4th October 2009
Toward the end of November, a new Ventura shop will go online. This may come as a great surprise to the avid followers of Ventura's postmodern style of watchmaking, since the investors founder Pierre Nobs had acquired to continue the weakened venture pulled the plug and declared bankruptcy in September of 2007.
“I think that the main problem was the total lack of chemistry between me — never ceasing to build up a brand and an image — and the private equity investors, who were looking for a quick return. Frankly, I don't care to look back [at this period in time],” Nobs explained this morning during an exclusive interview.
First sketch on a napkin
Nobs, a mechanical engineer by profession, designed his first watch on a cocktail napkin in a bar in Tokyo 35 years ago as a solution to a problem for another company. Over the course of two decades during the mechanical renaissance, he made a name for his own brand founded in 1989, with ultra-modern design and standard ETA movements. The designs often came from fruitful collaboration with industry designers such as Flemming Bo Hansen, Paolo Fancelli, Adrian Frutiger, and Hannes Wettstein.
“[We wanted to] specialize in developing timepieces with distinct contemporary design and started with a digital project: ‘watch' by Danish designer Flemming Bo Hansen. What devils rode me to invest all of my own and some other's money into the development of this project — and at a time when digital watches were used as giveaways — I don't know. As it turned out, ‘watch' became one of Ventura's most successful products; it was selected in 1990 to become part of the permanent design collection of New York's Museum of Modern Art.”
It was probably, however, Hansen's no-frills design combined with Nobs's Ventura Caliber 99 (a type of autoquartz) in a model called SPARC that earned the Swiss brand its reputation among aficionados.
Ventura design fits new realities
Ventura's demise came at an extremely fat time in the watch industry, with ever more complicated complications and larger, unusual cases. It was perhaps the unpretentious and unadorned style of the Ventura watches that caused prospective customers to look the other way during this period. “I am extremely glad that the years of the ‘bling-bling' vanished during [our] absence; I think that the sober, clean, and serious Ventura design fits the new realities just perfectly.”
Swiss government officials appointed by bankruptcy court attempted to arrange a sale of Ventura during these hiatus years, and indeed it did almost pass into the hands of an American wholesaler, as Nobs relates, “Some people attempted to cash in on the good name of Ventura by trying to purchase the brand on the cheap. I guess that they eventually realized that filling the shoe size would have been way over their heads.”
Nobs also explains that he continually received e-mails from around the world urging him to go back into business. “Frankly, I had started to take a liking to golf, working on my handicap,” he quips. “Eventually, however, it was Richard Tibber of Zeon Ltd. in London, an old friend, who was ready to bankroll the project and who made everything possible.”

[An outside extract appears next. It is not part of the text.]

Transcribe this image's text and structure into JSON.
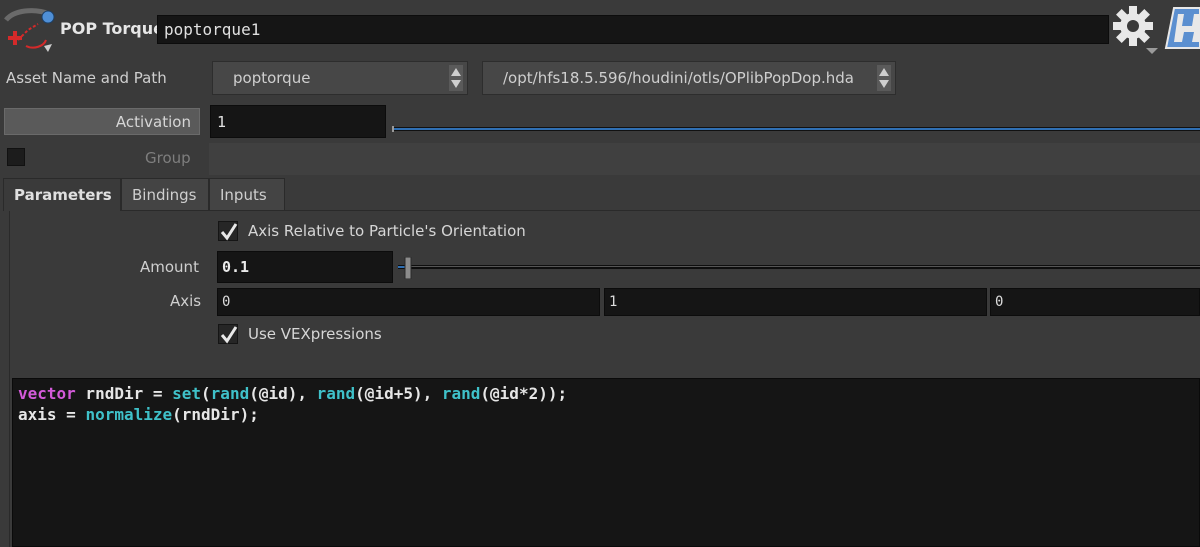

Wettstein's v-matic series, a Bauhaus-style chronograph powered by a Valjoux 7750, was a popular mechanical Ventura family. Before going bankrupt, however, Nobs and his investors decided it was time to once and for set themselves apart from the competition, concentrating solely on what came to be known as the manufacture electronique and the concept of autoquartz, which he called MGS (Micro Generation System).
Always a tick in advance
Nobs explains what he sees as the near future for him, “Our models were always a tick too much in advance. Many consumers realized the strength of the Ventura concepts when it was too late; we will therefore be very busy catching up in delivering back orders and so many will be very happy that they are now finally able to get an original Ventura watch. Of course we do have plans for a new generation of products, but I am in no hurry. As in the past: good things need time.”
Hannes Wettstein, Nobs's “partner in time,” unfortunately passed away in mid-2008. Wettstein can certainly be termed instrumental in determining the look and feel of Ventura before its demise. Will there be a memorial timepiece? “Absolutely not,” Nobs emphatically answers. “Hannes was a friend and a unique designer; any attempt to cash in on his name and reputation would be cheap and unworthy. I am sure that he would have wanted me to continue the Ventura road and his legacy with young and talented new designers.”
As times have changed, so must Ventura — a fact Nobs understands without missing a beat. Therefore, his distribution policies will be somewhat modified. “It is unbelievable how many dealers want to have the brand back in their shop, and we intend to deal with them directly and without middlemen,” he explains. “At the same time, our website will feature an online shop, as it is impossible to reach out to all interested consumers all over the world otherwise. We have an obligation to take care of our customers.”